Riots and violent clashes between Tunisian police and protesters broke out on Sunday in the capital Tunis and several other cities for the second consecutive day, as the country faces an unprecedented economic crisis.
Tunisian authorities said earlier that they had arrested 240 people, mostly teenagers, after violent clashes with police in several cities overnight and during the day on Sunday.
A decade on from a revolution against poverty, corruption and injustice, Tunisia has progressed towards democracy but its economic problems have worsened, with the country on the verge of bankruptcy and public services in a dire situation.

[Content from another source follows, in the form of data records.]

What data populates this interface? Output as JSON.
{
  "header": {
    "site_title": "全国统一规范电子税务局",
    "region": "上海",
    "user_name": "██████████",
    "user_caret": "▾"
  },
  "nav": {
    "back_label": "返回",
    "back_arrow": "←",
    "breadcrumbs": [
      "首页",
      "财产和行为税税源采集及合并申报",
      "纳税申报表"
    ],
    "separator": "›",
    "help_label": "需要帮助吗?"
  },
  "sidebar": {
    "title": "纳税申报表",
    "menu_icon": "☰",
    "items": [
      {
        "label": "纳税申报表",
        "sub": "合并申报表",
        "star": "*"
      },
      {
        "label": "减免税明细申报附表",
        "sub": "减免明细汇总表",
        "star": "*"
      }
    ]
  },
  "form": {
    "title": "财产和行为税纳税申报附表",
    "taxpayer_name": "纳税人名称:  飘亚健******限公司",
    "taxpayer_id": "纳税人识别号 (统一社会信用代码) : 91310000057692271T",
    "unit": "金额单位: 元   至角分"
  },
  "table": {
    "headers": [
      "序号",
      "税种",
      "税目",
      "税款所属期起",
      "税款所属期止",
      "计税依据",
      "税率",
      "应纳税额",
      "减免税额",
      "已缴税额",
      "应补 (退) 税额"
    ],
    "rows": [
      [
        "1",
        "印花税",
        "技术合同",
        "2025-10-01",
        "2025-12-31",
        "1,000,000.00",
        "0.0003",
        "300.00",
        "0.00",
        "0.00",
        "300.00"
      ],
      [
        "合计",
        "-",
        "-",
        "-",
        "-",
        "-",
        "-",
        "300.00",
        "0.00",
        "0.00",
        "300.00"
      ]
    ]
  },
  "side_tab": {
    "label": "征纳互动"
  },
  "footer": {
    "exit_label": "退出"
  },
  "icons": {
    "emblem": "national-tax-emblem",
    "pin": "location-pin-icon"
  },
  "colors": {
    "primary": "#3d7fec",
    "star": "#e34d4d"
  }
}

The protesters made no clear demands in demonstrations - which authorities described as riots - in at least 10 cities around the country.
In the run-down Ettadamen area of the capital, protesters, most of them teenagers, blocked roads and threw stones at police. Police fired water cannons and tear gas to disperse them on Sunday.
Clashes also spread to the Mnihla area of Tunis.
Internal Security Forces spokesman Walid Hkima said riot police had arrested 242 people, mostly teenagers and children who vandalized property and tried to rob shops and banks.
The protests pose a challenge for the government of Hicham Mechichi, who has reshuffled his cabinet amid an ongoing battle for political influence.
Rural central and southern regions of the country remain flashpoints for rioting.
Witnesses told Reuters that protests were held on Sunday in the central towns of Sbeitla and Kasserine, where police chased the protesters and fired tear gas.
In Jelma town in the governor of Sidi Bouzid, police dispersed youths who blocked roads and burned tires to protest against their marginalization and poverty.
Other protests were held in the cities of Ras Djbel, Ksar Hlel and Beja.